● Problem details
Reproduce the line that contains "Parse this screenshot: output" and every line after it through the end of the records, exactly, with nothing added.

==============================

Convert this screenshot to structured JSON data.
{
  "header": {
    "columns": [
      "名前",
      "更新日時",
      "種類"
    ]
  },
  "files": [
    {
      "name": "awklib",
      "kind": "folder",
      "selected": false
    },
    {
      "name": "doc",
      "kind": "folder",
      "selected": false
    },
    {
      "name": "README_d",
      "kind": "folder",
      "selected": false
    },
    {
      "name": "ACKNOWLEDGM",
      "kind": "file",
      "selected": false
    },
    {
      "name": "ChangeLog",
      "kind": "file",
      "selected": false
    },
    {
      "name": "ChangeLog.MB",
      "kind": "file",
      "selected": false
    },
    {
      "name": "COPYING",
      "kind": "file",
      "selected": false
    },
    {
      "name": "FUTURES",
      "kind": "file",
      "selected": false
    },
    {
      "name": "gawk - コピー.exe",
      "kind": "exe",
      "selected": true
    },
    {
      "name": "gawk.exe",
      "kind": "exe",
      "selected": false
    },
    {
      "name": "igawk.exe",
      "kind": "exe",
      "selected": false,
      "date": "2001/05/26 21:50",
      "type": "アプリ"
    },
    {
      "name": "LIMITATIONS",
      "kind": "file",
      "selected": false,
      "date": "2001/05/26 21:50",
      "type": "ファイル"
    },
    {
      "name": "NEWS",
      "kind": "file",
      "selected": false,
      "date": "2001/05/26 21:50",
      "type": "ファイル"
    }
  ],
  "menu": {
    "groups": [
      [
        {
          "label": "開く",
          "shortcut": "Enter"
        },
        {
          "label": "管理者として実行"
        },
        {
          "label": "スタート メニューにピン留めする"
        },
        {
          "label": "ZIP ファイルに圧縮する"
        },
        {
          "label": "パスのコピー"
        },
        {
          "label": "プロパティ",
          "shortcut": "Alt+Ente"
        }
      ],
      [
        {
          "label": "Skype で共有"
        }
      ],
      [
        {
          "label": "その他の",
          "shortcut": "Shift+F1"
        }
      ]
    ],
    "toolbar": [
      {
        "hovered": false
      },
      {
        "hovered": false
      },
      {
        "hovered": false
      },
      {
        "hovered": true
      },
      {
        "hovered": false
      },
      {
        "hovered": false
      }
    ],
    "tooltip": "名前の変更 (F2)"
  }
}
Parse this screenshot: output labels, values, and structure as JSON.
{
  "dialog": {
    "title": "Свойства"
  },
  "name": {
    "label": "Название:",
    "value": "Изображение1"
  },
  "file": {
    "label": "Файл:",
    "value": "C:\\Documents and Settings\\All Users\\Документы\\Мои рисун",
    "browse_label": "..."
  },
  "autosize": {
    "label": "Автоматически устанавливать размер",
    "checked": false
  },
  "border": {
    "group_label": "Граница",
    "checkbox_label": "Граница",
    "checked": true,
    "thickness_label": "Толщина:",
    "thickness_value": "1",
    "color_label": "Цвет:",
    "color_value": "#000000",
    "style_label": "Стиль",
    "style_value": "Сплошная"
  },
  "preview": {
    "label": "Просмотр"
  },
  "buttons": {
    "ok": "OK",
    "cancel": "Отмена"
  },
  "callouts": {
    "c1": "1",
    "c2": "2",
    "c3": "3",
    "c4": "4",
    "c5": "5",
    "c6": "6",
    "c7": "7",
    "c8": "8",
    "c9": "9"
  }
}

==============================

● Your solution
Parse this screenshot: output labels, values, and structure as JSON.
{
  "dialog": {
    "title": "Свойства"
  },
  "name": {
    "label": "Название:",
    "value": "Изображение1"
  },
  "file": {
    "label": "Файл:",
    "value": "C:\\Documents and Settings\\All Users\\Документы\\Мои рисун",
    "browse_label": "..."
  },
  "autosize": {
    "label": "Автоматически устанавливать размер",
    "checked": false
  },
  "border": {
    "group_label": "Граница",
    "checkbox_label": "Граница",
    "checked": true,
    "thickness_label": "Толщина:",
    "thickness_value": "1",
    "color_label": "Цвет:",
    "color_value": "#000000",
    "style_label": "Стиль",
    "style_value": "Сплошная"
  },
  "preview": {
    "label": "Просмотр"
  },
  "buttons": {
    "ok": "OK",
    "cancel": "Отмена"
  },
  "callouts": {
    "c1": "1",
    "c2": "2",
    "c3": "3",
    "c4": "4",
    "c5": "5",
    "c6": "6",
    "c7": "7",
    "c8": "8",
    "c9": "9"
  }
}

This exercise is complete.